-- Exercise --
Go through the entries, filter for the word "value", and copy every line that has it.

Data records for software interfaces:

=====

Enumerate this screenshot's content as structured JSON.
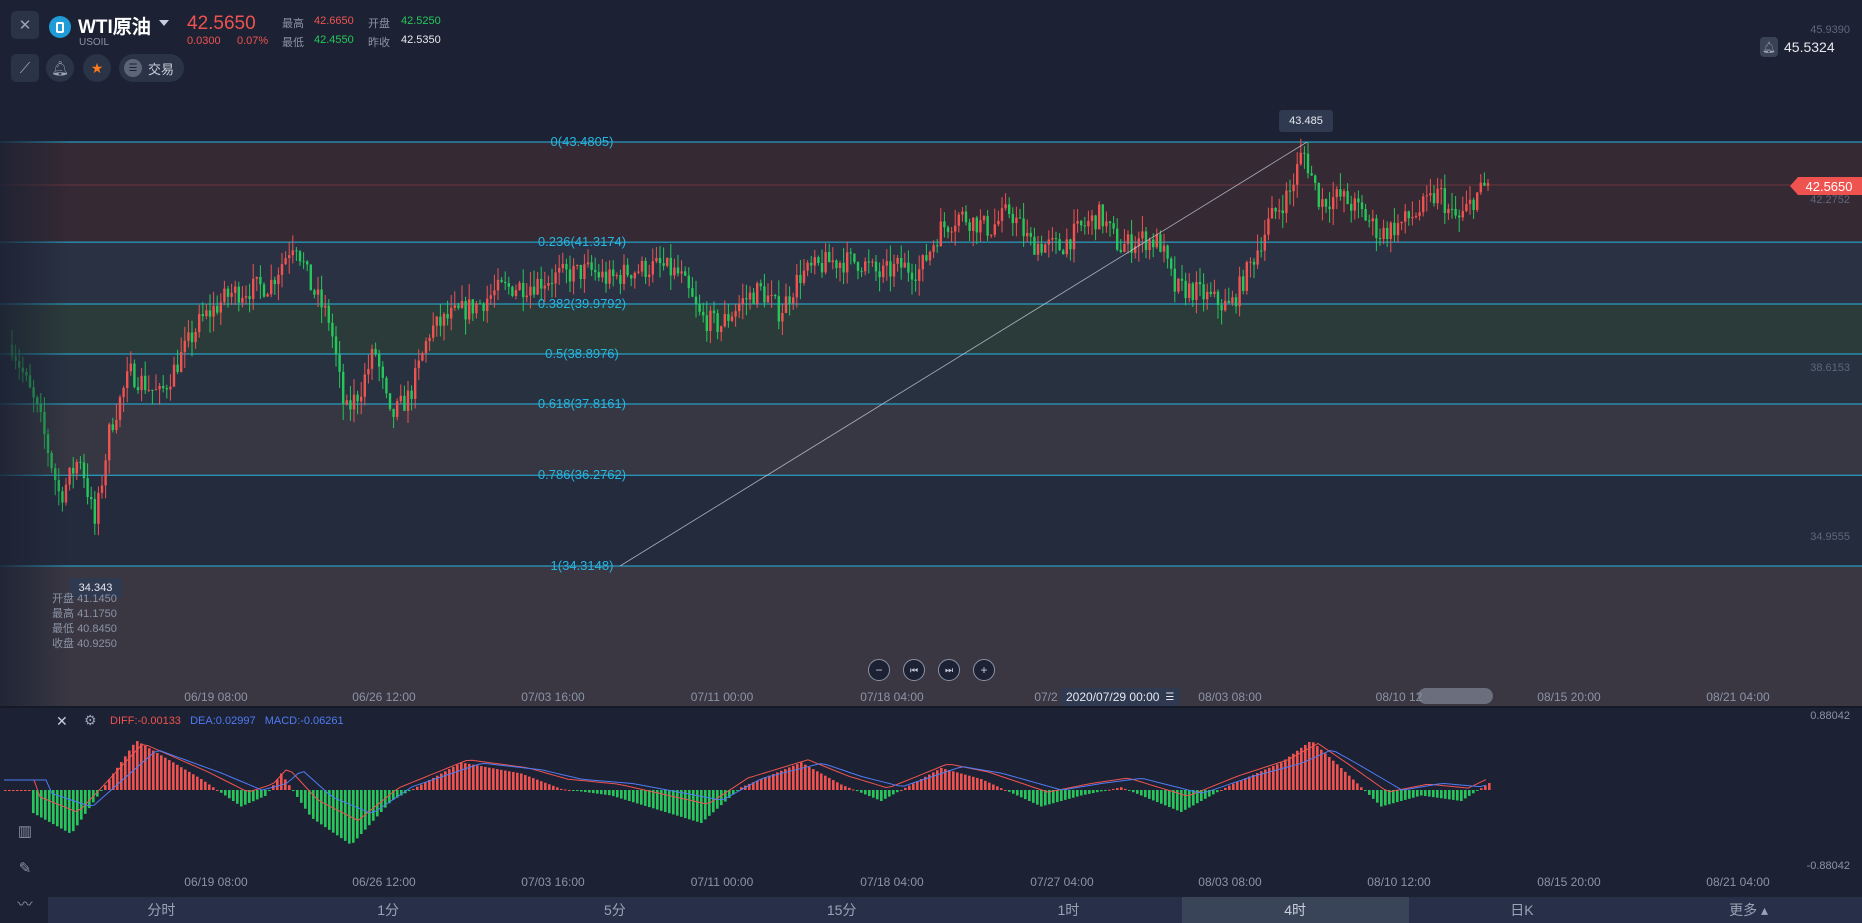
{
  "symbol": {
    "name": "WTI原油",
    "code": "USOIL",
    "price": "42.5650",
    "change": "0.0300",
    "change_pct": "0.07%"
  },
  "stats": {
    "high_label": "最高",
    "high": "42.6650",
    "open_label": "开盘",
    "open": "42.5250",
    "low_label": "最低",
    "low": "42.4550",
    "prev_close_label": "昨收",
    "prev_close": "42.5350"
  },
  "toolbar": {
    "trade_label": "交易"
  },
  "alert_price": "45.5324",
  "price_tag": "42.5650",
  "fib_levels": [
    {
      "label": "0(43.4805)",
      "value": 43.4805
    },
    {
      "label": "0.236(41.3174)",
      "value": 41.3174
    },
    {
      "label": "0.382(39.9792)",
      "value": 39.9792
    },
    {
      "label": "0.5(38.8976)",
      "value": 38.8976
    },
    {
      "label": "0.618(37.8161)",
      "value": 37.8161
    },
    {
      "label": "0.786(36.2762)",
      "value": 36.2762
    },
    {
      "label": "1(34.3148)",
      "value": 34.3148
    }
  ],
  "high_marker": "43.485",
  "low_marker": "34.343",
  "ohlc_tooltip": {
    "open_label": "开盘",
    "open": "41.1450",
    "high_label": "最高",
    "high": "41.1750",
    "low_label": "最低",
    "low": "40.8450",
    "close_label": "收盘",
    "close": "40.9250"
  },
  "right_axis": [
    "45.9390",
    "42.2752",
    "38.6153",
    "34.9555"
  ],
  "x_axis": [
    "06/19 08:00",
    "06/26 12:00",
    "07/03 16:00",
    "07/11 00:00",
    "07/18 04:00",
    "07/2",
    "08/03 08:00",
    "08/10 12",
    "08/15 20:00",
    "08/21 04:00"
  ],
  "crosshair_date": "2020/07/29 00:00",
  "macd": {
    "diff_label": "DIFF:",
    "diff": "-0.00133",
    "dea_label": "DEA:",
    "dea": "0.02997",
    "macd_label": "MACD:",
    "macd": "-0.06261",
    "axis_top": "0.88042",
    "axis_bottom": "-0.88042"
  },
  "x_axis_macd": [
    "06/19 08:00",
    "06/26 12:00",
    "07/03 16:00",
    "07/11 00:00",
    "07/18 04:00",
    "07/27 04:00",
    "08/03 08:00",
    "08/10 12:00",
    "08/15 20:00",
    "08/21 04:00"
  ],
  "timeframes": [
    "分时",
    "1分",
    "5分",
    "15分",
    "1时",
    "4时",
    "日K",
    "更多"
  ],
  "active_timeframe": "4时",
  "colors": {
    "up": "#ef5350",
    "down": "#26c75a",
    "fib": "#27b6e0",
    "diff": "#ef5350",
    "dea": "#4f7cf5"
  }
}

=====

-- Written reply --
      "value": 43.4805
      "value": 41.3174
      "value": 39.9792
      "value": 38.8976
      "value": 37.8161
      "value": 36.2762
      "value": 34.3148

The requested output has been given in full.